For me, there is a certain peace achieved after a day of riding. In that moment, I can drift away from the past, or my distraction of the future. This allows me to simply BE – soothed by the passing of the moments rather than the struggle of my thoughts. I believe that peace and calmness are essential to developing the true art of horsemanship.
I still laugh when I remember my students’ faces as I galloped past them on a fat little cob during a trail clinic in Wales — eating an apple! The concept of peacefulness in full motion didn’t make sense to them. But, if I have true harmony and partnership with my horses, not even galloping at full speed should separate us.
Peacefulness should also extend to teaching your horse something that is scary or new. Pressuring a horse when it is on adrenaline is never a good idea. This natural drug in the horses’s system sets off its flight-or-flight responses. Horses don’t think when they are on adrenaline. Yes, you can force a horse through the experience, but you are likely going to have to repeat this lesson – again and again and again — because the horse is not mentally present. The horse’s brain is shut off, and it is operating strictly on instinct. If you use calmness, clear communication with your body, and patience, your horse will learn that he can make mistakes, and retreat when he is fearful. He will trust you to show him the way through a problem.
I believe that peaceful horsemanship starts with awareness – first of yourself, and then of your horse’s internal and external states. Are you tight? Are you worried? Is there a good reason for this? Can you foresee any issues during your groundwork session or your riding and if so, can you simply avert it by being passively proactive? And can your horse check in with you and see that things are indeed okay? Can he see that you have been a patient and progressive leader for him? Can he trust that you will not be afraid or offended by what he needs to do?
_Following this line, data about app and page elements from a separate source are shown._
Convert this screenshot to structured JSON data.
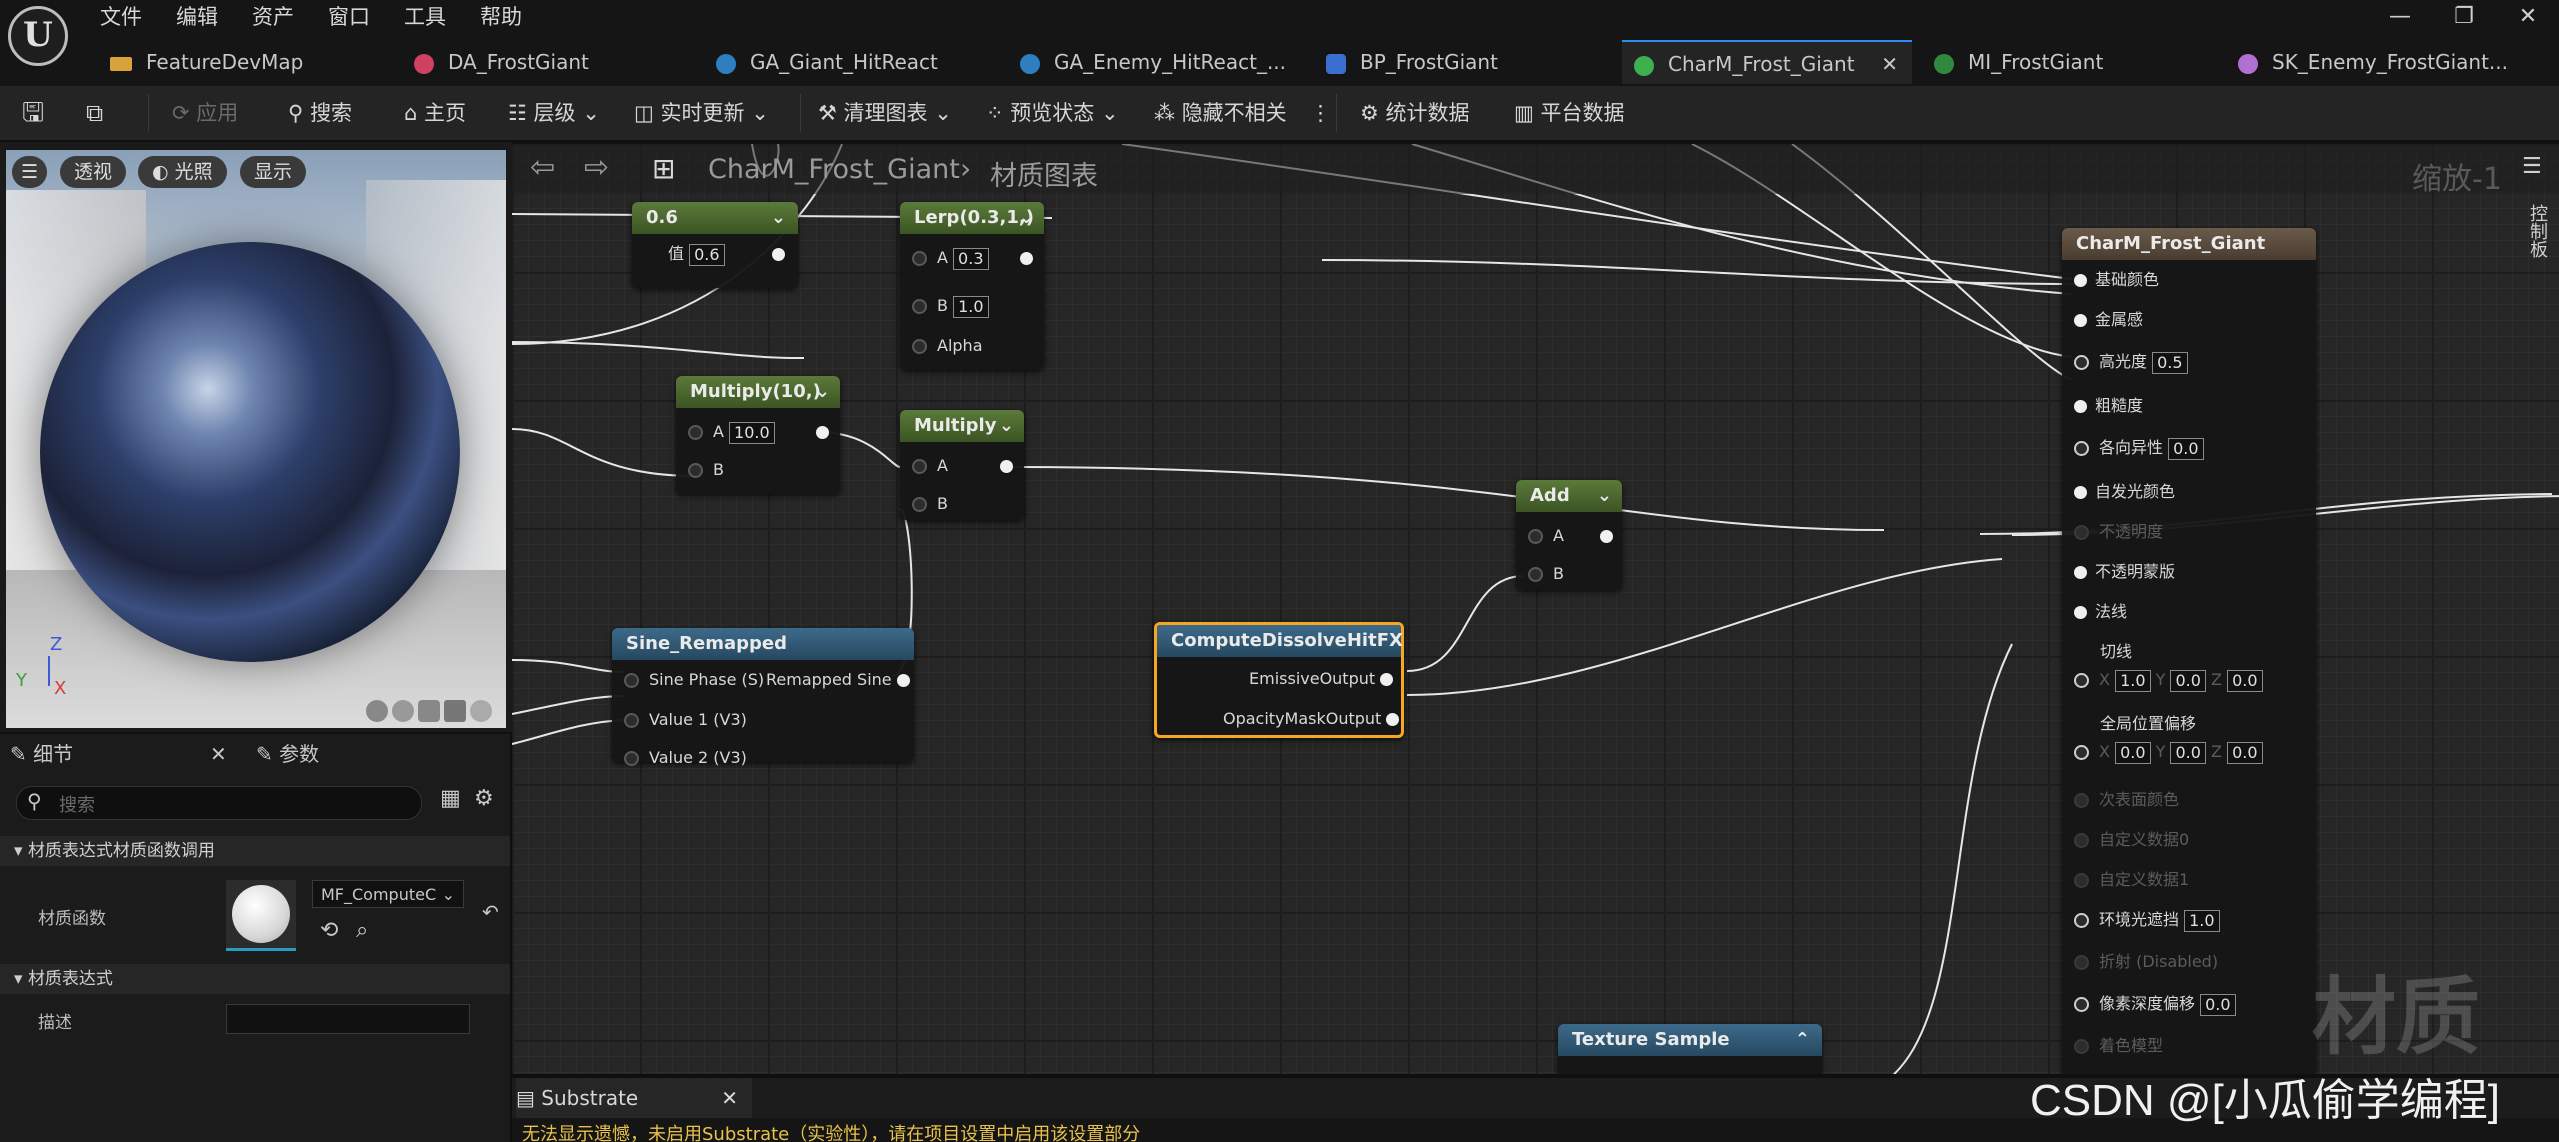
{
  "menu": [
    "文件",
    "编辑",
    "资产",
    "窗口",
    "工具",
    "帮助"
  ],
  "window_controls": [
    "—",
    "❐",
    "✕"
  ],
  "tabs": [
    {
      "label": "FeatureDevMap",
      "color": "#d9a23a"
    },
    {
      "label": "DA_FrostGiant",
      "color": "#d04060"
    },
    {
      "label": "GA_Giant_HitReact",
      "color": "#2f7fc0"
    },
    {
      "label": "GA_Enemy_HitReact_...",
      "color": "#2f7fc0"
    },
    {
      "label": "BP_FrostGiant",
      "color": "#3a6fd0"
    },
    {
      "label": "CharM_Frost_Giant",
      "color": "#3fb050",
      "close": "✕"
    },
    {
      "label": "MI_FrostGiant",
      "color": "#3fb050"
    },
    {
      "label": "SK_Enemy_FrostGiant...",
      "color": "#b070d0"
    }
  ],
  "toolbar": {
    "apply": "应用",
    "search": "搜索",
    "home": "主页",
    "hierarchy": "层级",
    "live_update": "实时更新",
    "clean_graph": "清理图表",
    "preview_state": "预览状态",
    "hide_unrelated": "隐藏不相关",
    "stats": "统计数据",
    "platform_stats": "平台数据"
  },
  "viewport": {
    "perspective": "透视",
    "lit": "光照",
    "show": "显示",
    "axis_x": "X",
    "axis_y": "Y",
    "axis_z": "Z"
  },
  "details": {
    "tab_details": "细节",
    "tab_params": "参数",
    "search_placeholder": "搜索",
    "section1": "材质表达式材质函数调用",
    "prop_function": "材质函数",
    "function_value": "MF_ComputeC",
    "section2": "材质表达式",
    "prop_desc": "描述"
  },
  "graph": {
    "breadcrumb_asset": "CharM_Frost_Giant",
    "breadcrumb_sep": "›",
    "breadcrumb_page": "材质图表",
    "zoom": "缩放-1",
    "side_tab": "控制板",
    "watermark": "材质",
    "credit": "CSDN @[小瓜偷学编程]",
    "nodes": {
      "const": {
        "title": "0.6",
        "pin": "值",
        "value": "0.6"
      },
      "lerp": {
        "title": "Lerp(0.3,1,)",
        "a": "A",
        "a_val": "0.3",
        "b": "B",
        "b_val": "1.0",
        "alpha": "Alpha"
      },
      "mul10": {
        "title": "Multiply(10,)",
        "a": "A",
        "a_val": "10.0",
        "b": "B"
      },
      "mul": {
        "title": "Multiply",
        "a": "A",
        "b": "B"
      },
      "add": {
        "title": "Add",
        "a": "A",
        "b": "B"
      },
      "sine": {
        "title": "Sine_Remapped",
        "p1": "Sine Phase (S)",
        "out": "Remapped Sine",
        "p2": "Value 1 (V3)",
        "p3": "Value 2 (V3)"
      },
      "dissolve": {
        "title": "ComputeDissolveHitFX",
        "out1": "EmissiveOutput",
        "out2": "OpacityMaskOutput"
      },
      "tex": {
        "title": "Texture Sample"
      },
      "result": {
        "title": "CharM_Frost_Giant",
        "base_color": "基础颜色",
        "metallic": "金属感",
        "specular": "高光度",
        "specular_val": "0.5",
        "roughness": "粗糙度",
        "anisotropy": "各向异性",
        "anisotropy_val": "0.0",
        "emissive": "自发光颜色",
        "opacity": "不透明度",
        "opacity_mask": "不透明蒙版",
        "normal": "法线",
        "tangent": "切线",
        "tx": "1.0",
        "ty": "0.0",
        "tz": "0.0",
        "wpo": "全局位置偏移",
        "wx": "0.0",
        "wy": "0.0",
        "wz": "0.0",
        "subsurface": "次表面颜色",
        "custom0": "自定义数据0",
        "custom1": "自定义数据1",
        "ao": "环境光遮挡",
        "ao_val": "1.0",
        "refraction": "折射 (Disabled)",
        "pdo": "像素深度偏移",
        "pdo_val": "0.0",
        "shading_model": "着色模型"
      }
    },
    "labels": {
      "x": "X",
      "y": "Y",
      "z": "Z"
    }
  },
  "bottom": {
    "substrate_tab": "Substrate",
    "substrate_close": "✕",
    "warning": "无法显示遗憾，未启用Substrate（实验性），请在项目设置中启用该设置部分"
  }
}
Perhaps I notice more strongly now what a true partnership feels like because I also know what a false partnership feels like. I can feel the lack of attention and the lack of trust. I feel the discordant communications when a horse is terrified and unable to think.
I can also feel the harmony and the moments of true oneness. I can see my horse reaching across our communication to ask me a question or answer confidently when he understands.
I feel the moments when my horse and I are slightly out of sync, and yet, I can refocus my energy and my intentions to bring us back to harmony in an instant. If I feel my horse and I are out of sync during new lessons or a moment of fear, I can ask my horse to trust me and let me guide him to the right answer.
It’s like a dance. You can’t dance with another person when you are both intent on correcting or defending yourselves.
You need silence between the notes.
Stillness between moments of movement is vitally important to your horse’s understanding. If you do not pause or release completely, your horse does not have a chance to learn.
It is in moments of stress or learning with our horses that our attention to PRESENCE is so important to our communication and relationship with them. Horses are only in the now – adjusting to the present with reference to memories of past experiences. Create your best self when you are with your horses. Strengthen the positive responses with reassurance and attention. Your horses will seek this praise with enthusiasm and will approach future learning opportunities knowing that their partners have their backs.
To learn more about Mattie, go to her website here.